That’s something I wanted to talk about. There’s such discussion at the moment about misconceptions associated with the gay scene. Do you think people still make unfair assumptions about people’s cultural tastes based on their sexuality?
Áine: When I was coming out, there were only two clubs to go to and the DJs played the all same stuff. It really was mostly Kylie. So, when other smaller clubs started popping up like Q&A, Dive and Bitches Be Crazy, it was really exciting in that they were alternatives on the scene to pop. Sweeping generalisations about what kind of music you like are nothing new. Thankfully there’s more discussion at the moment about how there is obviously not just one ‘type’ of gay person.
There’s so many different tribes that you have to find your own one. That’ s one of the great things about Outhouse, it puts people of similar tastes in touch with one another. When I was coming out I really wanted to meet other gay women in a peer capacity, not to find a girlfriend or whatever, just to feel normal. You might end up meeting people and becoming close with all these great new friends only to realise that the only thing you have in common with them is that you’re both gay. So when Andy came up with the idea for Record Store Gay it seemed perfect.
So, what’s on the agenda for the day itself?
Andy: There’s about 20 bands on the compilation and something like that number playing on the day. We’ve two stages in Outhouse and then from 6pm we’ll have bands in Pantibar too.
Áine: It’s Record Store Gay by day in the centre, then nighttime in Pantibar. During the day it’s alcohol-free so that we can have teenagers in, but if anyone’s really eager for a pint they can just nip across the road.
Andy: We do a pop-up record shop in here too. I’ve just opened up a record shop of my own – Little Gem, on Cavendish Row – so I’ll be bringing the shop up around the corner to here. It’s going be great, we’ve tonnes of deadly stuff in at the minute.
You’ve got a bit of an art show that goes along with the celebrations too?
Andy: Yeah, we get a load of artists to design posters for the gig, Everything on display is just on sale just for the one day too.

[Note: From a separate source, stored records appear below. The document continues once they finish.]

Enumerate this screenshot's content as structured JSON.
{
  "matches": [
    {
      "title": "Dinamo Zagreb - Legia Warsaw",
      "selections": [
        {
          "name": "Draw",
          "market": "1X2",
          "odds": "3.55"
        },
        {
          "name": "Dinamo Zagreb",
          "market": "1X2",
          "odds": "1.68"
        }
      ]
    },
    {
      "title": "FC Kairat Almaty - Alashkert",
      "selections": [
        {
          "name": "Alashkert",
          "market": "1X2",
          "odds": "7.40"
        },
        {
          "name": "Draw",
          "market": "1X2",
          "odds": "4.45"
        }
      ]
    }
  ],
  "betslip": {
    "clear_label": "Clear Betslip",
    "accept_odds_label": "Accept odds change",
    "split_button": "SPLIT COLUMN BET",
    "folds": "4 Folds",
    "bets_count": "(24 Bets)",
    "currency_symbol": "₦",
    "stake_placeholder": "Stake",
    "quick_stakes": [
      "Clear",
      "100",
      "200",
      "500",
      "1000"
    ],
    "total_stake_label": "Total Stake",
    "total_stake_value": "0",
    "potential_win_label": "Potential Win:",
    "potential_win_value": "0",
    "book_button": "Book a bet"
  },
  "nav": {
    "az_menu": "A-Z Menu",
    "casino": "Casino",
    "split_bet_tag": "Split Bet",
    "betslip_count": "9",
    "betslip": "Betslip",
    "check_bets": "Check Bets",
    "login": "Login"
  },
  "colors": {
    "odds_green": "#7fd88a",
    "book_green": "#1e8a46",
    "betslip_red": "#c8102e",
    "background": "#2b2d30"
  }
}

Áine: A lot of the bands we feature have really creative illustrators and artists in them, so a bunch of them design their own posters for the exhibition, all proceeds of course going towards the Marriage Equality campaign. We’re going to have an area set up with a big prop ballot box where everyone can pledge to vote. It’ll be only a month before the referendum so that’s when people really make their mind up. It’s a once in a generation vote, and we’re really positive about it. There’s so many really good people all over Ireland that want it to be a more equal and fair place. We like to think that next year we’ll be celebrating a successful vote.
Record Store Gay takes place on Saturday 18th April at Outhouse, 105 Capel Street, Dublin 1. You can check out all the Record Store Gay covers of years gone by at recordstoregay.bandcamp.com. You can also see a find out more about the services and communities operate from Outhouse at www.outhouse.ie
Words: Danny Wilson
Photography: Killian Broderick